What needs to be done: Check each line of the entries below for the string "image" and state how many lines have it, with no other text.

[Data supplied Boundary: Start]

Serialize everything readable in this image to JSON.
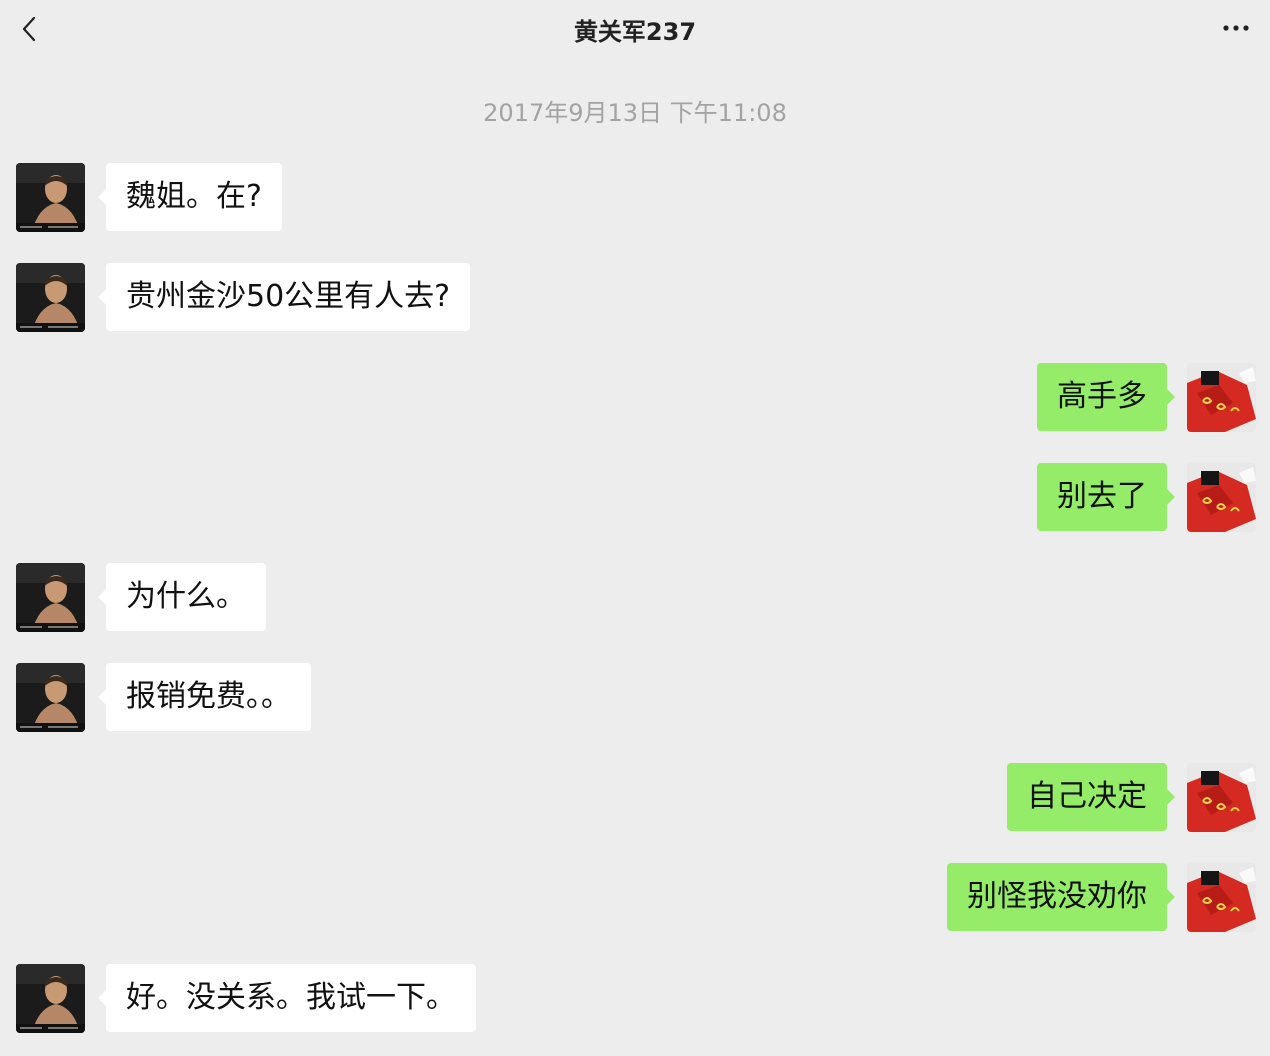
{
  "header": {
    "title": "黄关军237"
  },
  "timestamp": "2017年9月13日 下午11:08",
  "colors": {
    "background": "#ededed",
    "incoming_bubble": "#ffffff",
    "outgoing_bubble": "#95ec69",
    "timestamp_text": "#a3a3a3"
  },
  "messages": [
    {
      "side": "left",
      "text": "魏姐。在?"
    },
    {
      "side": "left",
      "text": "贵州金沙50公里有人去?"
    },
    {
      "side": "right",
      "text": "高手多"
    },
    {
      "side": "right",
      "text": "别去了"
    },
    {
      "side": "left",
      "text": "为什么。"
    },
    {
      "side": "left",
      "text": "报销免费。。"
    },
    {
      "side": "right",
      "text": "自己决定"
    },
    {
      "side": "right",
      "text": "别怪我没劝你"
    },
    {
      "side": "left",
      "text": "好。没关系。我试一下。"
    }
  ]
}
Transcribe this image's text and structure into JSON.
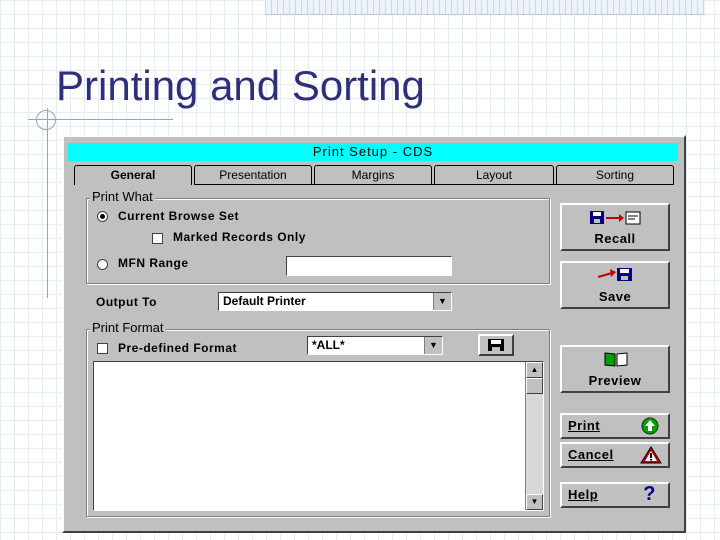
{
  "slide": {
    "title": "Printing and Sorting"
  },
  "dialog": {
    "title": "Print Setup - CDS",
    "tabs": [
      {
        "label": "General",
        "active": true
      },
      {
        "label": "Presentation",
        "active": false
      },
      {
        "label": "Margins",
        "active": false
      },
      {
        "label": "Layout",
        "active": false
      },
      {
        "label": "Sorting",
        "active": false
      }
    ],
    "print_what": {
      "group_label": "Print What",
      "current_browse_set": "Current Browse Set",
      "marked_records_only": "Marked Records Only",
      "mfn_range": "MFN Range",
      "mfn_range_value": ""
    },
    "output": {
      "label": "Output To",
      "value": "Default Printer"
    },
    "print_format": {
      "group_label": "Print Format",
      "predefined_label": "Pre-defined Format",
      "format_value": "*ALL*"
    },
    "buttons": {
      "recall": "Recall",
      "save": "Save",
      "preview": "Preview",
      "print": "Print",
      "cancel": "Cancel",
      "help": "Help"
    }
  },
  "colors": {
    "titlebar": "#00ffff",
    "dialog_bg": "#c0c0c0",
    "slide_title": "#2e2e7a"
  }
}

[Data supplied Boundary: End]

Your solution: 2